Intellectually the administration understands that a divided Palestinian entity is an obstacle to reaching, implementing, and sustaining a peace agreement. This is opposed to the views of others that it’s better to have them divided because then we can deal with the "good guys" and the "bad guys" would be cut out. I think it could become extremely toxic. It would be damaging to President Abbas, to Fatah, and to the Palestinian Authority in Ramallah if we were to now start engaging with Hamas. And also there fear is that if Hamas were part of the picture, you’d give the government in Israel another reason to try to stall the negotiations on the grounds that why should they be negotiating when the party on the other side includes a group that won’t recognize Israel and has sought its destruction.
Is there a middle road?
The administration should start thinking of what are the steps that can be taken to start a process of engagement with Hamas--which doesn’t have to be U.S. engagement with Hamas; it could be third-party engagement with Hamas, whether it’s individuals or third countries.
Well Egypt of course has been trying to reconcile the Palestinians for months now.

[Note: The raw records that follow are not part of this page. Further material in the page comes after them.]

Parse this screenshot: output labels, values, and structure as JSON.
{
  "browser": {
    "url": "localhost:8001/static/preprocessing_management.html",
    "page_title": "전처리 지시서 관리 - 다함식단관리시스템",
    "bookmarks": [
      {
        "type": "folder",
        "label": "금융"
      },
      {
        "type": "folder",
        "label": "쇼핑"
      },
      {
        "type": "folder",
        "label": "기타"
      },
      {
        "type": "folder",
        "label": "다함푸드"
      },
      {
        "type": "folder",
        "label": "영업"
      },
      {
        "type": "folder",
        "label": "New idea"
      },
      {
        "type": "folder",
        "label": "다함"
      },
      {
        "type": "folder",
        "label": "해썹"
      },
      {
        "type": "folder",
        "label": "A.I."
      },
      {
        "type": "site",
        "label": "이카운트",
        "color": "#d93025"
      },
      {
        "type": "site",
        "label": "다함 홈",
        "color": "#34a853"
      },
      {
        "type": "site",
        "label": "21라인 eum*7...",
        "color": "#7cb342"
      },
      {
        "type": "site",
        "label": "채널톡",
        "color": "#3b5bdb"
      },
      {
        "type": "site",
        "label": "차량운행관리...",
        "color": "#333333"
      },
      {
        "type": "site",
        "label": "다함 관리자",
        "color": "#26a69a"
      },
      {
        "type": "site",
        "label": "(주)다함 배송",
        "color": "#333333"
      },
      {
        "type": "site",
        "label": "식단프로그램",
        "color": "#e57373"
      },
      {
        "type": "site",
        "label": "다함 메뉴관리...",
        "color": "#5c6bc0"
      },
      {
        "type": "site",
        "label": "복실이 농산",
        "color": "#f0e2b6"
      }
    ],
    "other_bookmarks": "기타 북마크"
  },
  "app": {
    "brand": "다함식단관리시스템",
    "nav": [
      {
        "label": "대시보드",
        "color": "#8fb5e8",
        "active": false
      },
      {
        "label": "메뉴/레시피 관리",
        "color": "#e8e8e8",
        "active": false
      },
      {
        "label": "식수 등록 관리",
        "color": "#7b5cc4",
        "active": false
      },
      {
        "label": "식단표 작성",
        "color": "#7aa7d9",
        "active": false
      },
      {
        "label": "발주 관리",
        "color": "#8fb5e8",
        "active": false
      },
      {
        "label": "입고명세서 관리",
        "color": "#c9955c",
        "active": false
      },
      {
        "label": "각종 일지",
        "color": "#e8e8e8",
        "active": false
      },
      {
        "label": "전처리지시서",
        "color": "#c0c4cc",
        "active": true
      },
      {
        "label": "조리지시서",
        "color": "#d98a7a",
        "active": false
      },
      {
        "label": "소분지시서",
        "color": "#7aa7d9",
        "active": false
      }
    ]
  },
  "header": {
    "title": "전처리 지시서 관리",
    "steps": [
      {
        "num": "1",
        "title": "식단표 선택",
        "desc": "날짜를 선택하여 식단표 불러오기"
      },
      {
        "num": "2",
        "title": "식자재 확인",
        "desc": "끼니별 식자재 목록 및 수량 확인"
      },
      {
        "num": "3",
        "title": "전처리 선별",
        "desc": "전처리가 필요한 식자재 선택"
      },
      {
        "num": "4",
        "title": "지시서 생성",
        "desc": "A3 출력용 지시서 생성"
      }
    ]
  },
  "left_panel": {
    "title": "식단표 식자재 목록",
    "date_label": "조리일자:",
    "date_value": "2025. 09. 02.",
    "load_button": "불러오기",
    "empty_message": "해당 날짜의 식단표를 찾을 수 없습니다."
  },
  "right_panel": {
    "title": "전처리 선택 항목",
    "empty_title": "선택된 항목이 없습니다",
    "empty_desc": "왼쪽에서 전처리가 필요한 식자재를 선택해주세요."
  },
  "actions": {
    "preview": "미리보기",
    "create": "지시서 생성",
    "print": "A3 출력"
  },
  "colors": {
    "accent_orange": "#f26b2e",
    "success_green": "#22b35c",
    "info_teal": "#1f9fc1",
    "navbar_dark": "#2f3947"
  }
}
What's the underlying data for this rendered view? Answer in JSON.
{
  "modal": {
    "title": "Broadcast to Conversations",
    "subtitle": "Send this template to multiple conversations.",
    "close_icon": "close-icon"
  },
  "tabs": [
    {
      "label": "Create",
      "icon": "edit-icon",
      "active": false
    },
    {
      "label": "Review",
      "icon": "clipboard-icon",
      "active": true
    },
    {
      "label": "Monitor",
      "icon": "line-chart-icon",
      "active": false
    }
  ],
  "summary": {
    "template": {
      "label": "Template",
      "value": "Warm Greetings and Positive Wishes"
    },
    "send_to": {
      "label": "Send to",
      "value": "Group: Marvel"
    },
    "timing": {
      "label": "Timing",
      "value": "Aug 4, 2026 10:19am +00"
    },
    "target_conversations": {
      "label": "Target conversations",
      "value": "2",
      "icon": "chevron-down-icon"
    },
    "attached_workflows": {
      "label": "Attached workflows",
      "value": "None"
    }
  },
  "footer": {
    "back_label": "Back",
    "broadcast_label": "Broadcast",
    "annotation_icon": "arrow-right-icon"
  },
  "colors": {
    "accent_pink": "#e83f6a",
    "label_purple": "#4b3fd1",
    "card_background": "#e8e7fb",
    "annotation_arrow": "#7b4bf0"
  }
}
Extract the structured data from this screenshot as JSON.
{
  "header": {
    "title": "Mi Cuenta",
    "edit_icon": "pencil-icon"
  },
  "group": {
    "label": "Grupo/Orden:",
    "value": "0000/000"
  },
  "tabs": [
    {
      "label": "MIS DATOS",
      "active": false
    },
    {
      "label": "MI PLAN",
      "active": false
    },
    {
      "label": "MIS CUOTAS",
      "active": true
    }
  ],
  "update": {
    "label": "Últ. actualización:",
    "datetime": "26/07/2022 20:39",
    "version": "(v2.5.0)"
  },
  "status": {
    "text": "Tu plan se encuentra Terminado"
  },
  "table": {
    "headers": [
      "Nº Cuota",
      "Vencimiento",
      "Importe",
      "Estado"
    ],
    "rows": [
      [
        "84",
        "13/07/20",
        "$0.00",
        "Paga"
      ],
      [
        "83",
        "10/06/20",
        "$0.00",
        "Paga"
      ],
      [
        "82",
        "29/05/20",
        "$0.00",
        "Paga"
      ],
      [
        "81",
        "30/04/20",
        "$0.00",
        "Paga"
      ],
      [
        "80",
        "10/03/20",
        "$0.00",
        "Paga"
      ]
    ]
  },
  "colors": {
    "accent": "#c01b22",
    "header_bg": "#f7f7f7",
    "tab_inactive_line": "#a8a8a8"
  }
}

Egypt is both judge and party. It has its own important interests at stake-it fears Hamas because of the Muslim brotherhood, it has interests vis-à-vis Gaza. So yes, they can do their share, but they’re not the ones who I think can do the kind of indirect contact that is going to be needed at some point. What we need to think about is what we really want from Hamas. I don’t know whether Hamas as a movement can truly evolve in the way that we would like or not. I think that needs to be put to the test. What I do know is that current policy aimed at weakening Hamas by isolating Gaza and by trying to ignore Hamas hasn’t worked. Hamas is too strong on the ground; it has too many tools and too many instruments at its disposal to remind people of its existence; the attempt to cut Gaza off has in fact entrenched Hamas’ rule there. And because the peace process is in the place it is, there are enough Palestinians who will lose faith in Fatah and will be attracted to Hamas.
Netanyahu insists that the Palestinians and Arabs have to recognize Israel as a "Jewish state." Is that a new demand?
It’s new and it’s not. Prime Minister Barak raised it at Camp David [in 2000] but the Palestinians shot it down. When Prime Minister Netanyahu said that, I thought you could look at it in two ways. You could say, "Oh it’s just a pretext, he’s just raising another new obstacle." But the fact that he picked that issue to raise out of others that he could have raised was not a coincidence. It’s because it reflects the yearnings, concerns, aspirations of the Jewish people of Israel. What he mentioned became and was a very consensual position because Israelis deep down doubt whether the Palestinians-even those who are prepared to sign a peace agreement-truly accept and recognize the legitimacy of a Jewish state in their midst. So when Prime Minister Netanyahu said that I think we have to take it seriously, just as I think we have to take it seriously when Palestinians speak about refugee rights; these are not simply things that they throw out there.